++++ DATA FOR REVIEW ++++
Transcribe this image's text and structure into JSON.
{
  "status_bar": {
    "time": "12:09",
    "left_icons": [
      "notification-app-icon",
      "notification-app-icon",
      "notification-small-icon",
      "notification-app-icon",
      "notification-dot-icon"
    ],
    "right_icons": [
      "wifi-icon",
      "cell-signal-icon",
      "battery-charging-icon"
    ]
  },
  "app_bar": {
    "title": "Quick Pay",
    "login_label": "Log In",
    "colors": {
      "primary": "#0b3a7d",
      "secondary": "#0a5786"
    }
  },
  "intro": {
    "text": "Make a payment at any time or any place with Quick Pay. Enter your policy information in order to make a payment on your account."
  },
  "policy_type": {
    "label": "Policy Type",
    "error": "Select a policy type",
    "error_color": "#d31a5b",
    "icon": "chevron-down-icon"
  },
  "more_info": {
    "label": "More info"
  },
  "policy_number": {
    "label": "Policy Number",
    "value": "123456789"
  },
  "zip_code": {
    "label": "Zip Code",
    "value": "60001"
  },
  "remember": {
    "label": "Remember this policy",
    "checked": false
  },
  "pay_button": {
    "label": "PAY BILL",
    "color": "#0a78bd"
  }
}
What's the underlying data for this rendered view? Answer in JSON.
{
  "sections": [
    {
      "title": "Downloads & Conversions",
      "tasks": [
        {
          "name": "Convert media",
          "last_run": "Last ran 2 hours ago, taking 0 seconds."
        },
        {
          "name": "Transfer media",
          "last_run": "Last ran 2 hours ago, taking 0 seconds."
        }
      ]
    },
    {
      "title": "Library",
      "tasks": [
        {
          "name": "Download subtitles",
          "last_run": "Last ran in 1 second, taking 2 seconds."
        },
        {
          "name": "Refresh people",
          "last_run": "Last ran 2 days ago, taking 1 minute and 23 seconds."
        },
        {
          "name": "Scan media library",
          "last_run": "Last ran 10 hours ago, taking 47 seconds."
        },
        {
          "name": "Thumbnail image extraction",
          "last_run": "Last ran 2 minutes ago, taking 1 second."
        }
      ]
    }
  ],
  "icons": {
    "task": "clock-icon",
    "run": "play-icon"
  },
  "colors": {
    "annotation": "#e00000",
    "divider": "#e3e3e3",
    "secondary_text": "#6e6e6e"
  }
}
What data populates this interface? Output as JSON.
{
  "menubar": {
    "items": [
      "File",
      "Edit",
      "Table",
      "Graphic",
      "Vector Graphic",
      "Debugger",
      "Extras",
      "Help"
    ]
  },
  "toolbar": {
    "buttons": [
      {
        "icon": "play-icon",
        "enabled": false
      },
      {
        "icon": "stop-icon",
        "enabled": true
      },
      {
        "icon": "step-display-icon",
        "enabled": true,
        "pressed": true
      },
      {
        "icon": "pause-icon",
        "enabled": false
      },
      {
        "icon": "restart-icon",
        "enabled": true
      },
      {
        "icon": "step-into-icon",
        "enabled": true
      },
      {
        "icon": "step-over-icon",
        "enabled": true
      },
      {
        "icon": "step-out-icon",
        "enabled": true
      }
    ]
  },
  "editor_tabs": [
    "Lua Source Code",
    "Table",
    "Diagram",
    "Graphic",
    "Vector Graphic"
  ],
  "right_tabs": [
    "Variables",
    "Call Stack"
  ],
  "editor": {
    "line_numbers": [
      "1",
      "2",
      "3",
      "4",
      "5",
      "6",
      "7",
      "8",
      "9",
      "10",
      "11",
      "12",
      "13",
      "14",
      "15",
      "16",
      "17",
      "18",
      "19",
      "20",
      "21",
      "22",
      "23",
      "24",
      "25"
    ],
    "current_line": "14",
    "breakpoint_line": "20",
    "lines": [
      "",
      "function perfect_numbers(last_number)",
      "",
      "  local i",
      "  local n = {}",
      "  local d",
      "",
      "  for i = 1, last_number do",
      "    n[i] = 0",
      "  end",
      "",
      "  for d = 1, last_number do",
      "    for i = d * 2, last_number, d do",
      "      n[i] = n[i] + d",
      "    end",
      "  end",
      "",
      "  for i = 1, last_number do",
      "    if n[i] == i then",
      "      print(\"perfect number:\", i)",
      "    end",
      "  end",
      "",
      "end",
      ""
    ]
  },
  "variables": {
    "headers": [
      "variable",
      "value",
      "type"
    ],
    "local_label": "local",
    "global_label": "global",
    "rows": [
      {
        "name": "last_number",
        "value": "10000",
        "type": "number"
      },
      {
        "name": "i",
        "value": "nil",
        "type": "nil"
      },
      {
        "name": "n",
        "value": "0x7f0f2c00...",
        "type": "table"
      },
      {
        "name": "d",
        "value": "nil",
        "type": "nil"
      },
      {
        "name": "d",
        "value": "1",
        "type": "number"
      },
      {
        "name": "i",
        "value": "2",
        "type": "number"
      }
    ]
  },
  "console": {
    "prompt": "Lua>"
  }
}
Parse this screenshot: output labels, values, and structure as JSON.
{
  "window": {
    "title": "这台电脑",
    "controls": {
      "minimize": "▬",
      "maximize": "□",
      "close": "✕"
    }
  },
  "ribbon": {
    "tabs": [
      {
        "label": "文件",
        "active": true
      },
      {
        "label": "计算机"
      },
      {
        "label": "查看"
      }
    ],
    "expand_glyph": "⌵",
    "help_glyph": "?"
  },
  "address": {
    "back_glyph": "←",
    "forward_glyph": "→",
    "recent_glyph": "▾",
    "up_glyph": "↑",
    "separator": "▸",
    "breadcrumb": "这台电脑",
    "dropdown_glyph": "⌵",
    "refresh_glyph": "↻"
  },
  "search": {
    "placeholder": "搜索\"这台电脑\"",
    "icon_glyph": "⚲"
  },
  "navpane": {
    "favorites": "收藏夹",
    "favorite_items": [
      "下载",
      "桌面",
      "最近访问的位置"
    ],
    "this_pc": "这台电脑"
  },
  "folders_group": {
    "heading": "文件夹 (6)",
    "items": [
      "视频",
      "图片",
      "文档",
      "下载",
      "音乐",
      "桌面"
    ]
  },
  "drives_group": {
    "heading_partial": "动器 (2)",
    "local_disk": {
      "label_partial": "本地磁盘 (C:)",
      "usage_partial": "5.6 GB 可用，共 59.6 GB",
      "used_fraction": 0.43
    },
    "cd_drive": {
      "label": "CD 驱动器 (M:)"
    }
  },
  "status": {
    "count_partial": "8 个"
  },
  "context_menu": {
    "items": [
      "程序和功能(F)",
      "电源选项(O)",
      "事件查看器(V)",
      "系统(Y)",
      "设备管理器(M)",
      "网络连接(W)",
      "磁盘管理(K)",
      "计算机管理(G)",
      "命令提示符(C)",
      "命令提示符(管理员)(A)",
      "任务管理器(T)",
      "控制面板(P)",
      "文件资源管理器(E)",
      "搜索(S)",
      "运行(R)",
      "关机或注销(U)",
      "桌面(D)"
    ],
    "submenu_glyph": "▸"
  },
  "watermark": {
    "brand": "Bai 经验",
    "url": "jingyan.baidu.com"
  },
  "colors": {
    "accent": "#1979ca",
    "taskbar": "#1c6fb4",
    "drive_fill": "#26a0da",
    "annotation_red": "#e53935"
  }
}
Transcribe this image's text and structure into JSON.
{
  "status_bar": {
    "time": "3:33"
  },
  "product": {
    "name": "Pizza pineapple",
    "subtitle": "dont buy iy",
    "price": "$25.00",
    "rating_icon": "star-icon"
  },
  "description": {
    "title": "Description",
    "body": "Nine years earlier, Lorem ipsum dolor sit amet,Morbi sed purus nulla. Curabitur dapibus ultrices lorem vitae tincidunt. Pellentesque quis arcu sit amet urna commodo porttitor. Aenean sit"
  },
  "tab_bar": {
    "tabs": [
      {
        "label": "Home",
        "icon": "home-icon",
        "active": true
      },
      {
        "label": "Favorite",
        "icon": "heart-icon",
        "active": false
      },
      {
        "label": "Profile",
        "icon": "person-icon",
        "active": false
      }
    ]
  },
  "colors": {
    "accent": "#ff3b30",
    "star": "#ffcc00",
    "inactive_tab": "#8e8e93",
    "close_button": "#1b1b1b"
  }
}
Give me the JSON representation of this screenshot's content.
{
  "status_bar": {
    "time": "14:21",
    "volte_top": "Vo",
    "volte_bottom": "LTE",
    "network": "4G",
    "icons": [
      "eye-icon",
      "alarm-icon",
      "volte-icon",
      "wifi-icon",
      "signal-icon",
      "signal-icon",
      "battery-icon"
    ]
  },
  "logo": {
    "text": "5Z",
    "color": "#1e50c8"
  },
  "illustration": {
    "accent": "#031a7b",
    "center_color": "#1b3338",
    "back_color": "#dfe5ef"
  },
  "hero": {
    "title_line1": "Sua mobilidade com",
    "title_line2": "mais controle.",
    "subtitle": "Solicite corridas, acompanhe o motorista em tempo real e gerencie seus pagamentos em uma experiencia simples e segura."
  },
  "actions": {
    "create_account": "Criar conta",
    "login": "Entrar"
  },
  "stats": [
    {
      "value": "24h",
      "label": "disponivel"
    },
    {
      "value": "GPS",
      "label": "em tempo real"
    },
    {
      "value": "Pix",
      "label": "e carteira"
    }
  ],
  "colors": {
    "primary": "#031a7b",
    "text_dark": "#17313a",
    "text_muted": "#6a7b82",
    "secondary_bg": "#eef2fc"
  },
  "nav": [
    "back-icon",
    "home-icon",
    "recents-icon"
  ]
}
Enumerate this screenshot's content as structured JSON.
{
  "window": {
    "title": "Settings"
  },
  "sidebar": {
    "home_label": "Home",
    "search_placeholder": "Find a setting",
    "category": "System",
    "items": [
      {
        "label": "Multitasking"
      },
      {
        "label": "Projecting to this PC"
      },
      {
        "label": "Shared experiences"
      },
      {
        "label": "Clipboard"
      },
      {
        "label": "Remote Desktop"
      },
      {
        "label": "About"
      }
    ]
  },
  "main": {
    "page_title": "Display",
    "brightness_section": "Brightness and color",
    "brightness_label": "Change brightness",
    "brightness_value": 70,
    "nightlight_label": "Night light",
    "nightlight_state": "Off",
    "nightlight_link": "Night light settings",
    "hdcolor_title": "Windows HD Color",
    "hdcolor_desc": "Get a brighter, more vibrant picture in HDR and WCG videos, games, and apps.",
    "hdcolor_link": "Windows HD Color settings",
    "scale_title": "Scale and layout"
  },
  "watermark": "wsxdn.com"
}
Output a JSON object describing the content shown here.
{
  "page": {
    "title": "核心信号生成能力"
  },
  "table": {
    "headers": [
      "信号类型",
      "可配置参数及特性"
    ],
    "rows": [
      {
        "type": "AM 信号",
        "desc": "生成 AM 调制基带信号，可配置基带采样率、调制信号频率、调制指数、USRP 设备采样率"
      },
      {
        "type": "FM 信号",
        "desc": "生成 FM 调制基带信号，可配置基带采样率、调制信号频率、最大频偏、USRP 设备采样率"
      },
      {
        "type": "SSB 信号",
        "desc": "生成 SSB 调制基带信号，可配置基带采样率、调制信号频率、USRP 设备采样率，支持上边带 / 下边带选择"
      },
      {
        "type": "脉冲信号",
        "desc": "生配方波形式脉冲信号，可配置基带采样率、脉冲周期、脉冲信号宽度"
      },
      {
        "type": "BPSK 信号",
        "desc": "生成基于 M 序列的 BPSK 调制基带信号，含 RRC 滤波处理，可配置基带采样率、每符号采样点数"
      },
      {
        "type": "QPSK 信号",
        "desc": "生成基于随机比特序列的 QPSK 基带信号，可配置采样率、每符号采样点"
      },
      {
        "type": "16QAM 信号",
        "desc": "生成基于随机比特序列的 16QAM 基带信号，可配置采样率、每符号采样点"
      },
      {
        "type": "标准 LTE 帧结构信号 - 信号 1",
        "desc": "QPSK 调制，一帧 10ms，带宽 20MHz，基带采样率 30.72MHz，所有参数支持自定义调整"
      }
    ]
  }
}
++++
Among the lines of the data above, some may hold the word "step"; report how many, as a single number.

4